▶ What you are asked to do
The result should be an exact copy of the data, free of pictures.

═════ Provided records

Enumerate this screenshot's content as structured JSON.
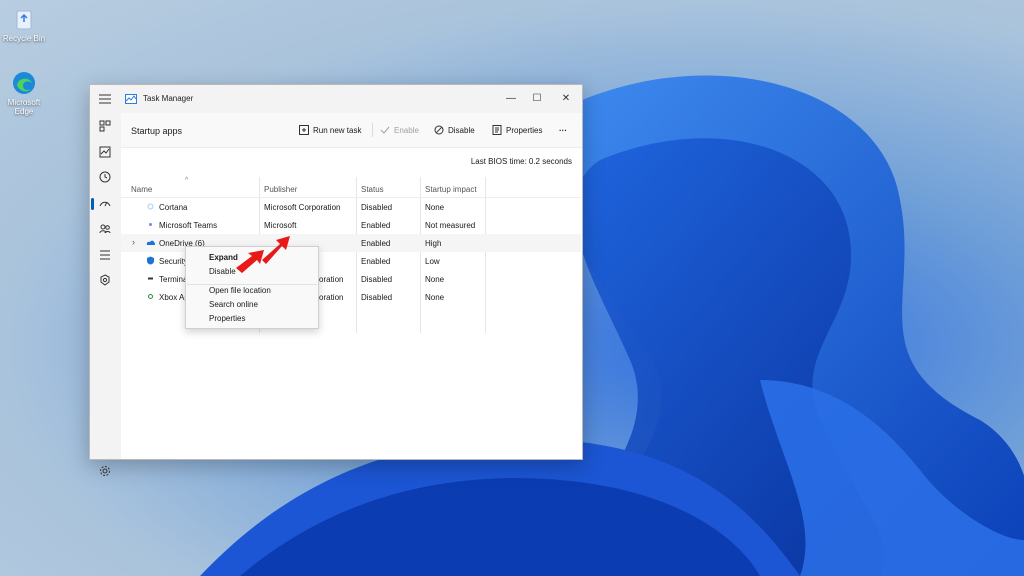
{
  "desktop": {
    "icons": [
      {
        "label": "Recycle Bin",
        "icon": "recycle-bin-icon"
      },
      {
        "label": "Microsoft Edge",
        "icon": "edge-icon"
      }
    ]
  },
  "window": {
    "title": "Task Manager",
    "controls": {
      "minimize": "—",
      "maximize": "☐",
      "close": "✕"
    }
  },
  "sidebar": {
    "items": [
      {
        "name": "processes",
        "icon": "processes-icon"
      },
      {
        "name": "performance",
        "icon": "performance-icon"
      },
      {
        "name": "app-history",
        "icon": "history-icon"
      },
      {
        "name": "startup-apps",
        "icon": "startup-icon",
        "selected": true
      },
      {
        "name": "users",
        "icon": "users-icon"
      },
      {
        "name": "details",
        "icon": "details-icon"
      },
      {
        "name": "services",
        "icon": "services-icon"
      },
      {
        "name": "settings",
        "icon": "gear-icon"
      }
    ]
  },
  "header": {
    "title": "Startup apps",
    "run_new_task": "Run new task",
    "enable": "Enable",
    "disable": "Disable",
    "properties": "Properties",
    "more": "···"
  },
  "bios": {
    "label": "Last BIOS time:",
    "value": "0.2 seconds"
  },
  "table": {
    "columns": [
      "Name",
      "Publisher",
      "Status",
      "Startup impact"
    ],
    "rows": [
      {
        "name": "Cortana",
        "publisher": "Microsoft Corporation",
        "status": "Disabled",
        "impact": "None"
      },
      {
        "name": "Microsoft Teams",
        "publisher": "Microsoft",
        "status": "Enabled",
        "impact": "Not measured"
      },
      {
        "name": "OneDrive (6)",
        "publisher": "",
        "status": "Enabled",
        "impact": "High"
      },
      {
        "name": "Security",
        "publisher": "",
        "status": "Enabled",
        "impact": "Low"
      },
      {
        "name": "Terminal",
        "publisher": "oration",
        "status": "Disabled",
        "impact": "None"
      },
      {
        "name": "Xbox Ap",
        "publisher": "oration",
        "status": "Disabled",
        "impact": "None"
      }
    ]
  },
  "context_menu": {
    "items": [
      "Expand",
      "Disable",
      "Open file location",
      "Search online",
      "Properties"
    ]
  },
  "colors": {
    "accent": "#005fb8",
    "arrow": "#e81919"
  }
}
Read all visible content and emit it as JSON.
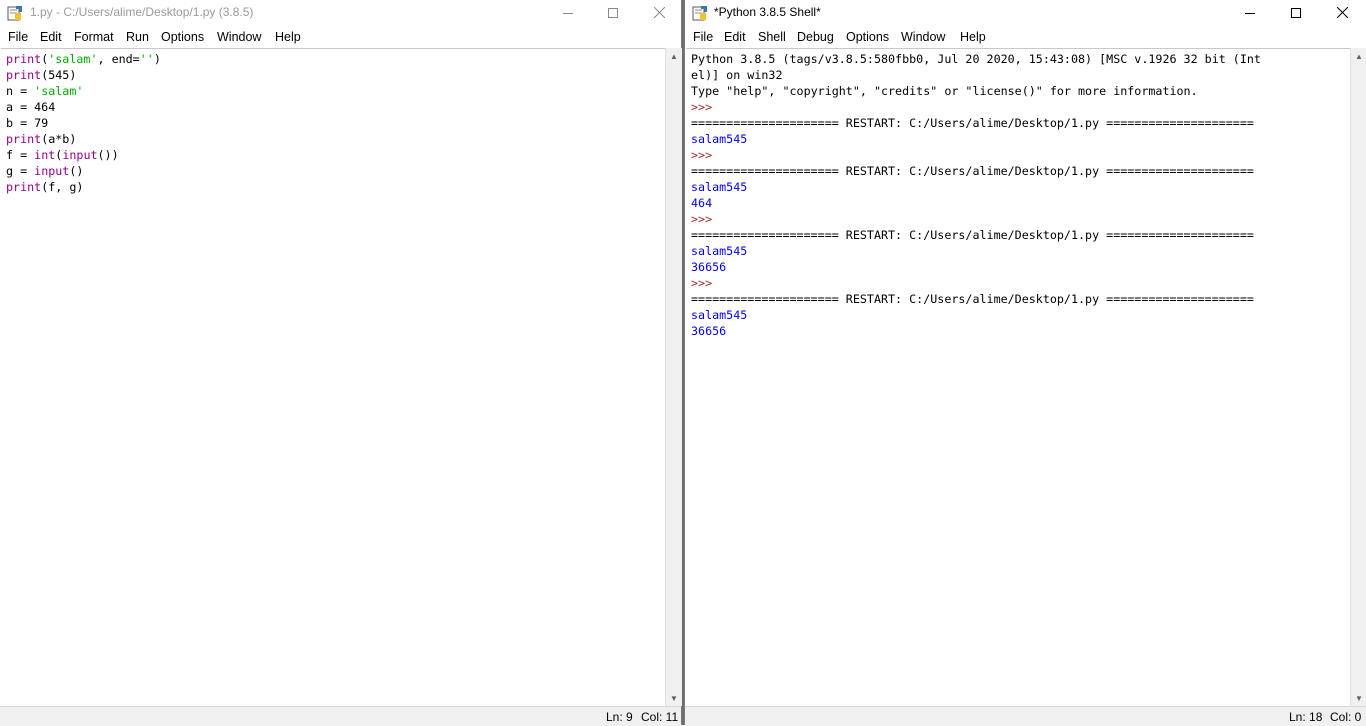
{
  "editor_window": {
    "title": "1.py - C:/Users/alime/Desktop/1.py (3.8.5)",
    "menu": [
      "File",
      "Edit",
      "Format",
      "Run",
      "Options",
      "Window",
      "Help"
    ],
    "status": {
      "line": "Ln: 9",
      "col": "Col: 11"
    }
  },
  "shell_window": {
    "title": "*Python 3.8.5 Shell*",
    "menu": [
      "File",
      "Edit",
      "Shell",
      "Debug",
      "Options",
      "Window",
      "Help"
    ],
    "status": {
      "line": "Ln: 18",
      "col": "Col: 0"
    }
  },
  "code": {
    "l1": {
      "kw": "print",
      "a": "(",
      "s1": "'salam'",
      "b": ", end=",
      "s2": "''",
      "c": ")"
    },
    "l2": {
      "kw": "print",
      "a": "(545)"
    },
    "l3": {
      "a": "n = ",
      "s": "'salam'"
    },
    "l4": "a = 464",
    "l5": "b = 79",
    "l6": {
      "kw": "print",
      "a": "(a*b)"
    },
    "l7": {
      "a": "f = ",
      "kw1": "int",
      "b": "(",
      "kw2": "input",
      "c": "())"
    },
    "l8": {
      "a": "g = ",
      "kw": "input",
      "b": "()"
    },
    "l9": {
      "kw": "print",
      "a": "(f, g)"
    }
  },
  "shell": {
    "banner1": "Python 3.8.5 (tags/v3.8.5:580fbb0, Jul 20 2020, 15:43:08) [MSC v.1926 32 bit (Int",
    "banner2": "el)] on win32",
    "banner3": "Type \"help\", \"copyright\", \"credits\" or \"license()\" for more information.",
    "prompt": ">>>",
    "restart": "===================== RESTART: C:/Users/alime/Desktop/1.py =====================",
    "out_salam": "salam545",
    "out_464": "464",
    "out_36656": "36656"
  },
  "icons": {
    "app": "python-idle-icon",
    "minimize": "minimize-icon",
    "maximize": "maximize-icon",
    "close": "close-icon"
  },
  "colors": {
    "keyword": "#900090",
    "string": "#00aa00",
    "output": "#0000ff",
    "prompt": "#a52a2a"
  }
}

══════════

▶ Task output
Enumerate this screenshot's content as structured JSON.
{
  "desktop": {
    "icons": [
      {
        "label": "Recycle Bin",
        "icon": "recycle-bin-icon"
      },
      {
        "label": "Microsoft Edge",
        "icon": "edge-icon"
      }
    ]
  },
  "window": {
    "title": "Task Manager",
    "controls": {
      "minimize": "—",
      "maximize": "☐",
      "close": "✕"
    }
  },
  "sidebar": {
    "items": [
      {
        "name": "processes",
        "icon": "processes-icon"
      },
      {
        "name": "performance",
        "icon": "performance-icon"
      },
      {
        "name": "app-history",
        "icon": "history-icon"
      },
      {
        "name": "startup-apps",
        "icon": "startup-icon",
        "selected": true
      },
      {
        "name": "users",
        "icon": "users-icon"
      },
      {
        "name": "details",
        "icon": "details-icon"
      },
      {
        "name": "services",
        "icon": "services-icon"
      },
      {
        "name": "settings",
        "icon": "gear-icon"
      }
    ]
  },
  "header": {
    "title": "Startup apps",
    "run_new_task": "Run new task",
    "enable": "Enable",
    "disable": "Disable",
    "properties": "Properties",
    "more": "···"
  },
  "bios": {
    "label": "Last BIOS time:",
    "value": "0.2 seconds"
  },
  "table": {
    "columns": [
      "Name",
      "Publisher",
      "Status",
      "Startup impact"
    ],
    "rows": [
      {
        "name": "Cortana",
        "publisher": "Microsoft Corporation",
        "status": "Disabled",
        "impact": "None"
      },
      {
        "name": "Microsoft Teams",
        "publisher": "Microsoft",
        "status": "Enabled",
        "impact": "Not measured"
      },
      {
        "name": "OneDrive (6)",
        "publisher": "",
        "status": "Enabled",
        "impact": "High"
      },
      {
        "name": "Security",
        "publisher": "",
        "status": "Enabled",
        "impact": "Low"
      },
      {
        "name": "Terminal",
        "publisher": "oration",
        "status": "Disabled",
        "impact": "None"
      },
      {
        "name": "Xbox Ap",
        "publisher": "oration",
        "status": "Disabled",
        "impact": "None"
      }
    ]
  },
  "context_menu": {
    "items": [
      "Expand",
      "Disable",
      "Open file location",
      "Search online",
      "Properties"
    ]
  },
  "colors": {
    "accent": "#005fb8",
    "arrow": "#e81919"
  }
}
Read all visible content and emit it as JSON.
{
  "editor_window": {
    "title": "1.py - C:/Users/alime/Desktop/1.py (3.8.5)",
    "menu": [
      "File",
      "Edit",
      "Format",
      "Run",
      "Options",
      "Window",
      "Help"
    ],
    "status": {
      "line": "Ln: 9",
      "col": "Col: 11"
    }
  },
  "shell_window": {
    "title": "*Python 3.8.5 Shell*",
    "menu": [
      "File",
      "Edit",
      "Shell",
      "Debug",
      "Options",
      "Window",
      "Help"
    ],
    "status": {
      "line": "Ln: 18",
      "col": "Col: 0"
    }
  },
  "code": {
    "l1": {
      "kw": "print",
      "a": "(",
      "s1": "'salam'",
      "b": ", end=",
      "s2": "''",
      "c": ")"
    },
    "l2": {
      "kw": "print",
      "a": "(545)"
    },
    "l3": {
      "a": "n = ",
      "s": "'salam'"
    },
    "l4": "a = 464",
    "l5": "b = 79",
    "l6": {
      "kw": "print",
      "a": "(a*b)"
    },
    "l7": {
      "a": "f = ",
      "kw1": "int",
      "b": "(",
      "kw2": "input",
      "c": "())"
    },
    "l8": {
      "a": "g = ",
      "kw": "input",
      "b": "()"
    },
    "l9": {
      "kw": "print",
      "a": "(f, g)"
    }
  },
  "shell": {
    "banner1": "Python 3.8.5 (tags/v3.8.5:580fbb0, Jul 20 2020, 15:43:08) [MSC v.1926 32 bit (Int",
    "banner2": "el)] on win32",
    "banner3": "Type \"help\", \"copyright\", \"credits\" or \"license()\" for more information.",
    "prompt": ">>>",
    "restart": "===================== RESTART: C:/Users/alime/Desktop/1.py =====================",
    "out_salam": "salam545",
    "out_464": "464",
    "out_36656": "36656"
  },
  "icons": {
    "app": "python-idle-icon",
    "minimize": "minimize-icon",
    "maximize": "maximize-icon",
    "close": "close-icon"
  },
  "colors": {
    "keyword": "#900090",
    "string": "#00aa00",
    "output": "#0000ff",
    "prompt": "#a52a2a"
  }
}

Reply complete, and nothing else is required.